**Exercise goal**
In the material below, find all lines with the string "Comments" and copy them.

======== The input

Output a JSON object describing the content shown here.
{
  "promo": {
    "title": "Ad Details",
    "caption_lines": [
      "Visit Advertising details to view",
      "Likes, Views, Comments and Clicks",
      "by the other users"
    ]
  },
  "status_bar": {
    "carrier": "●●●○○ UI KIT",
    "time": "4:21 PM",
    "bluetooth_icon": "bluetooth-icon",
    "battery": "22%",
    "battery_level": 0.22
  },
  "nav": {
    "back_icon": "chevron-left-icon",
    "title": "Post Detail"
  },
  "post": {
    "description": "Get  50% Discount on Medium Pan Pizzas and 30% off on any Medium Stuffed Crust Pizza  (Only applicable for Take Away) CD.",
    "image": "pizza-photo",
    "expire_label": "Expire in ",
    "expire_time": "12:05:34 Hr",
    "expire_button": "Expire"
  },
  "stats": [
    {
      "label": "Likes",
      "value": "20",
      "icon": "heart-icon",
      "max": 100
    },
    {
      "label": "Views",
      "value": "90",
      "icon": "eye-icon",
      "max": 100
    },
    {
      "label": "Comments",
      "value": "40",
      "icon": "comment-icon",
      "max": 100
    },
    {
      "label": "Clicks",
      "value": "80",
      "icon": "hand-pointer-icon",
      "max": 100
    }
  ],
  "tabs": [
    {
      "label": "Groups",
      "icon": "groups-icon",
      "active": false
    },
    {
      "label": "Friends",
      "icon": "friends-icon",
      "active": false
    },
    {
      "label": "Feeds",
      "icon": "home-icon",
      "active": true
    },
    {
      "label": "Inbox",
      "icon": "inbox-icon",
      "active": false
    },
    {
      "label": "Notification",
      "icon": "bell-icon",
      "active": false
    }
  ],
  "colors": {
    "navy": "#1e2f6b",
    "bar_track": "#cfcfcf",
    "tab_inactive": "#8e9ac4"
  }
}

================
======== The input

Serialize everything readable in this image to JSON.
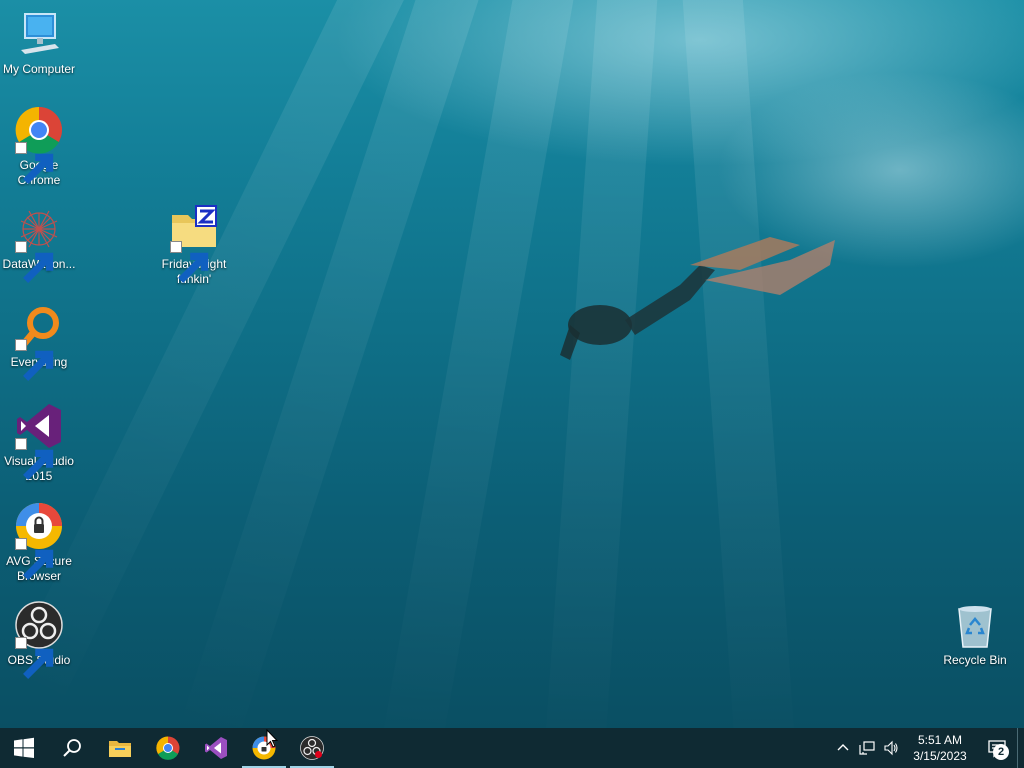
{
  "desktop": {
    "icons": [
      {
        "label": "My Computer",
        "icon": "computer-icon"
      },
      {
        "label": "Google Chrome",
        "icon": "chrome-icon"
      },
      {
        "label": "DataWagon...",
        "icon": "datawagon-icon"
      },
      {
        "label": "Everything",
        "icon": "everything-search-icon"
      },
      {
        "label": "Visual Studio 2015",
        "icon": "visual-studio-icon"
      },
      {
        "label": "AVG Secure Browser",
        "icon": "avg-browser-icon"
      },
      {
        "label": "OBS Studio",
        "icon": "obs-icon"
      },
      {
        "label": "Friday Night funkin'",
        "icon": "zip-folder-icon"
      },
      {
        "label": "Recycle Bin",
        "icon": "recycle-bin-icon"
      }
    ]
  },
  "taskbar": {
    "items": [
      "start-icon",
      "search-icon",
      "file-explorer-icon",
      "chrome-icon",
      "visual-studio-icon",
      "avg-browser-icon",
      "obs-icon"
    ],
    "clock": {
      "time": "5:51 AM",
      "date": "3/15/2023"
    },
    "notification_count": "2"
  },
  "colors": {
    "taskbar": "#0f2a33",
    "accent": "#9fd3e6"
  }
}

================

**Expected answer**
      "Likes, Views, Comments and Clicks",
      "label": "Comments",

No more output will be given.